ACTIVITY
Your output should be the line that contains "Transcribe this image's" and all lines after it in the records, retyped exactly through the last one.

RECORDED INFORMATION
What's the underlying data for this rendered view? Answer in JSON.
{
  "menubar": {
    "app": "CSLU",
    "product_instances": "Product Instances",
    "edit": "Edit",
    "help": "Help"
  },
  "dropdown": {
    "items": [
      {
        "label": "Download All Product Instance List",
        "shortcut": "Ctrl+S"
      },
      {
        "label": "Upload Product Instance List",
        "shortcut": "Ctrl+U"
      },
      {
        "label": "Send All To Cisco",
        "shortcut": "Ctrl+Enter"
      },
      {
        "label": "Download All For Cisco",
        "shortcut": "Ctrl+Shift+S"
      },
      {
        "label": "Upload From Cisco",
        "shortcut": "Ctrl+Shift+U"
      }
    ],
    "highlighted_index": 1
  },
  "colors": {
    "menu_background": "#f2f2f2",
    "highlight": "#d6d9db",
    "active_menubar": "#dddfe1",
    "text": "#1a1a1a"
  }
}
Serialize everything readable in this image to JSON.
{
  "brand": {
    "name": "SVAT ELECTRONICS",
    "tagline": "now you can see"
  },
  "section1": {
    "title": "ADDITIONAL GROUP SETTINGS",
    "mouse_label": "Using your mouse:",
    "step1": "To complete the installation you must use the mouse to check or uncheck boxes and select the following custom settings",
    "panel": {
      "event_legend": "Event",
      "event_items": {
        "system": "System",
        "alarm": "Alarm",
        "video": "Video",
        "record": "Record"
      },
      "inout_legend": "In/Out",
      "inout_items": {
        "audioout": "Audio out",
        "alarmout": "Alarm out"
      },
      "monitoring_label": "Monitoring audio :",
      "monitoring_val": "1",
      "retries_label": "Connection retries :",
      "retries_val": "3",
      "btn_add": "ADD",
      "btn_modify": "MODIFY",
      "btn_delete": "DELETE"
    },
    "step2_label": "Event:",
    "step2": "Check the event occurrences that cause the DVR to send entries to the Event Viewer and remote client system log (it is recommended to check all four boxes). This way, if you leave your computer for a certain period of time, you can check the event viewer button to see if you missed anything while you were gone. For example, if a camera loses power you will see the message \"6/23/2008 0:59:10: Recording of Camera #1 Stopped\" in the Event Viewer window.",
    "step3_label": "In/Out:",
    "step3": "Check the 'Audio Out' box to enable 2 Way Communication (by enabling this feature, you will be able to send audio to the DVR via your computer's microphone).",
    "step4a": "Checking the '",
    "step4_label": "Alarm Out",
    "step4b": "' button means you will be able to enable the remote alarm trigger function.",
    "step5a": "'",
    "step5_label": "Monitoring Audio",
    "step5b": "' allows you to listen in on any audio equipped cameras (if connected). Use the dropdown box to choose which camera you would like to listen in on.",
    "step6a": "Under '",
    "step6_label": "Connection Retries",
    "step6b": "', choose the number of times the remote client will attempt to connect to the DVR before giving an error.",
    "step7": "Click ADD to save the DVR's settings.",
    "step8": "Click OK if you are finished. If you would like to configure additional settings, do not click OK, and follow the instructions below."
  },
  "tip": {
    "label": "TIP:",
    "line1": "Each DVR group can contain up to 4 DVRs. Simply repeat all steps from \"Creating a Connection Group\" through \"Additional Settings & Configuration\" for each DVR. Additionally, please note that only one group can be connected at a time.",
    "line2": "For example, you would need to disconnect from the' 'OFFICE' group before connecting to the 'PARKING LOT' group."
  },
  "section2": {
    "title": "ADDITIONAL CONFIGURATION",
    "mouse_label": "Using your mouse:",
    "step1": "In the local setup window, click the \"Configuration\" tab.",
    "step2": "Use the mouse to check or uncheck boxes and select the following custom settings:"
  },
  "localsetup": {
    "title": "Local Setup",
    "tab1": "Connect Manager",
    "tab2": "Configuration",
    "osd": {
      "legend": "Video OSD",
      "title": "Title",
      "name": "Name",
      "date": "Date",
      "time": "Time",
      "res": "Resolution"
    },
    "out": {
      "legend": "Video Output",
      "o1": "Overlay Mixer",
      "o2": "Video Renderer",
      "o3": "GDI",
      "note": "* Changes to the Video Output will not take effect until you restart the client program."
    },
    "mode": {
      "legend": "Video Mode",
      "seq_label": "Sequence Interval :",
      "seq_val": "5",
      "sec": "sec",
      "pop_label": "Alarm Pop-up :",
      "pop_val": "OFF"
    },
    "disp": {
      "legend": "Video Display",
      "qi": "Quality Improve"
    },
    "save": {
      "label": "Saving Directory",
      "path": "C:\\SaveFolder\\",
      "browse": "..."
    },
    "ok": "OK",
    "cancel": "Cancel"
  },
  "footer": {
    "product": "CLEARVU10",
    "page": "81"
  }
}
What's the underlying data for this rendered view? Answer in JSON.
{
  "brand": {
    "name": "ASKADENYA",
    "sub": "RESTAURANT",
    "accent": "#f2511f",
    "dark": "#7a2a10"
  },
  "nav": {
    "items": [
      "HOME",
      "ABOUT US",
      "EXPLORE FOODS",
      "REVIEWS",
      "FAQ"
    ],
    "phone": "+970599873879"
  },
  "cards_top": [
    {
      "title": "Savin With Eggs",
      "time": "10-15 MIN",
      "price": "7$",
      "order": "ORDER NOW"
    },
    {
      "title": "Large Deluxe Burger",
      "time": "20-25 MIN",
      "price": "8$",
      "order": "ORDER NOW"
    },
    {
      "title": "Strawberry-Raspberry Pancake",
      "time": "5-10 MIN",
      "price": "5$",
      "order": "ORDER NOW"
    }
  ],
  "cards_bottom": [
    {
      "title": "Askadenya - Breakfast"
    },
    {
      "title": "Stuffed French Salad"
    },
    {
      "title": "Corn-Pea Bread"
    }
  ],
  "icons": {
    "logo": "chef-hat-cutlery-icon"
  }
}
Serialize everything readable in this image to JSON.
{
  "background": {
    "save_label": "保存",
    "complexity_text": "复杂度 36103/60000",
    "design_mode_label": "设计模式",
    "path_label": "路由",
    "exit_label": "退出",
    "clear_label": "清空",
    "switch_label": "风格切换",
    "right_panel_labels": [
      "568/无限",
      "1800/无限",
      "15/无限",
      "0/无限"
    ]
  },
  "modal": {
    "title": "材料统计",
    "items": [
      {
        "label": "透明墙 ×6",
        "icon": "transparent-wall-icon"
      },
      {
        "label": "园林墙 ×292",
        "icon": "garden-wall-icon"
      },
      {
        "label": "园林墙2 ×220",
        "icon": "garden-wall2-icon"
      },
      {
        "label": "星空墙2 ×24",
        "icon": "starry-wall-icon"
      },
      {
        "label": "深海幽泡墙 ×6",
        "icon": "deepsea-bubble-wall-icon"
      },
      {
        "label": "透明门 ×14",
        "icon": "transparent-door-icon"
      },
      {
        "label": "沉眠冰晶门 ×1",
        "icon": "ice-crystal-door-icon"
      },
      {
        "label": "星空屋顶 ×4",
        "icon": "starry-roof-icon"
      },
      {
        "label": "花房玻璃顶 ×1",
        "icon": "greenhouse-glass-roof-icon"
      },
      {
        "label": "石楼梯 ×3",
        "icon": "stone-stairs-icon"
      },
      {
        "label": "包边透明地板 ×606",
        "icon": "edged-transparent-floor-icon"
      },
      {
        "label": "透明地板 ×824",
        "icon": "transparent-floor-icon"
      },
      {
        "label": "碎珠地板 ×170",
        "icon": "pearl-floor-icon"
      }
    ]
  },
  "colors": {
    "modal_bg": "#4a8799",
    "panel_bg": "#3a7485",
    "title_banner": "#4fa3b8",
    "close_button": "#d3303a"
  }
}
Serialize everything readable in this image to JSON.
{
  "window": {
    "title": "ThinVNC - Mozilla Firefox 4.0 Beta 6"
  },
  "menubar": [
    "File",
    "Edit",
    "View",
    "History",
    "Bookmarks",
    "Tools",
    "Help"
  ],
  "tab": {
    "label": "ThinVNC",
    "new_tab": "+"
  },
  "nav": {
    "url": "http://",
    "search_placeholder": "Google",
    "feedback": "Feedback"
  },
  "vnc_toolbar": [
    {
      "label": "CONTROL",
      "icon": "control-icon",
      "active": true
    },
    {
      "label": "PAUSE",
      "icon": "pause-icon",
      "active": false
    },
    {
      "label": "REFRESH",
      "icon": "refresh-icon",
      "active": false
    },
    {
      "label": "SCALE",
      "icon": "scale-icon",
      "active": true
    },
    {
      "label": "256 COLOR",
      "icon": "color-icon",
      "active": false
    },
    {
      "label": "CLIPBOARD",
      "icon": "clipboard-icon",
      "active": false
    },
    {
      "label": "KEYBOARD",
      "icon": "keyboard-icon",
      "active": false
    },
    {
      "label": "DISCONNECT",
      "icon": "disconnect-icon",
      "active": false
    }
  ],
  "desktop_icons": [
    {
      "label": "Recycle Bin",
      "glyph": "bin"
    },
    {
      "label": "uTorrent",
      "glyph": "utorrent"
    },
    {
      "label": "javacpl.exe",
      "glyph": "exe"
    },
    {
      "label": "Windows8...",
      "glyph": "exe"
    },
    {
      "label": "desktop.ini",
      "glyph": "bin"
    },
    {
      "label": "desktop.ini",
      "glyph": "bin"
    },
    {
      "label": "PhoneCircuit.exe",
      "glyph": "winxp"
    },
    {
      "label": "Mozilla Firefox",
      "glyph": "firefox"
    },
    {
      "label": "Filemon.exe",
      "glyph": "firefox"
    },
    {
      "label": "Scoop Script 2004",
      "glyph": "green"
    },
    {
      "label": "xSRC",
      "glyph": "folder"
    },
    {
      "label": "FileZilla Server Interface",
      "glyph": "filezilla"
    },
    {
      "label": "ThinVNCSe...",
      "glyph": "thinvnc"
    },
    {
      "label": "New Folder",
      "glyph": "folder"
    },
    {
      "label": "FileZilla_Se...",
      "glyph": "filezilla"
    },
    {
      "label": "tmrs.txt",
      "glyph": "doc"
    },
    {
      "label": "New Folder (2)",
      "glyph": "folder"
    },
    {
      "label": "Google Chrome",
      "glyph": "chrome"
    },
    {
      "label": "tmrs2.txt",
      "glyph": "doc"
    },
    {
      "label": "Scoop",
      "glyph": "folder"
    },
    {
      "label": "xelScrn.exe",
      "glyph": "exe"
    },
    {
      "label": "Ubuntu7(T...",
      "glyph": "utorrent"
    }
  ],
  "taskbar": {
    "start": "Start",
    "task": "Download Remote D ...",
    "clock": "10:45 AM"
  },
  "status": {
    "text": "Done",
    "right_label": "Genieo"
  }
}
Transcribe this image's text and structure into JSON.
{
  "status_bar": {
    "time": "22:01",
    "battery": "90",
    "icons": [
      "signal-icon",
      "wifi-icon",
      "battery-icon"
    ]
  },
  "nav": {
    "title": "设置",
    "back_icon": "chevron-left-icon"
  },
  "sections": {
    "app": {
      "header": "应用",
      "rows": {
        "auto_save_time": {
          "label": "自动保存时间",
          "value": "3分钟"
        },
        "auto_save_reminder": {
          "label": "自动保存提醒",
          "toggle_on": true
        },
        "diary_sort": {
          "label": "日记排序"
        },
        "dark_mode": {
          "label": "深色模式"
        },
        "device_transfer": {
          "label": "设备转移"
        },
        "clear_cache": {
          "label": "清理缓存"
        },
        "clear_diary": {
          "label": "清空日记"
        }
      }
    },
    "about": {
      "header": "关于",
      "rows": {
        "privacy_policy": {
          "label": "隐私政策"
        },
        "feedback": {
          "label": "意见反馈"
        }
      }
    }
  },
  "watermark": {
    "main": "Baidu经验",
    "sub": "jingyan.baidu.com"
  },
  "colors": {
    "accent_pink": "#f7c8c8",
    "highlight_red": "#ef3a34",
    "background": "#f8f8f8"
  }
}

RESPONSE BELOW
Transcribe this image's text and structure into JSON.
{
  "status_bar": {
    "time": "22:01",
    "battery": "90",
    "icons": [
      "signal-icon",
      "wifi-icon",
      "battery-icon"
    ]
  },
  "nav": {
    "title": "设置",
    "back_icon": "chevron-left-icon"
  },
  "sections": {
    "app": {
      "header": "应用",
      "rows": {
        "auto_save_time": {
          "label": "自动保存时间",
          "value": "3分钟"
        },
        "auto_save_reminder": {
          "label": "自动保存提醒",
          "toggle_on": true
        },
        "diary_sort": {
          "label": "日记排序"
        },
        "dark_mode": {
          "label": "深色模式"
        },
        "device_transfer": {
          "label": "设备转移"
        },
        "clear_cache": {
          "label": "清理缓存"
        },
        "clear_diary": {
          "label": "清空日记"
        }
      }
    },
    "about": {
      "header": "关于",
      "rows": {
        "privacy_policy": {
          "label": "隐私政策"
        },
        "feedback": {
          "label": "意见反馈"
        }
      }
    }
  },
  "watermark": {
    "main": "Baidu经验",
    "sub": "jingyan.baidu.com"
  },
  "colors": {
    "accent_pink": "#f7c8c8",
    "highlight_red": "#ef3a34",
    "background": "#f8f8f8"
  }
}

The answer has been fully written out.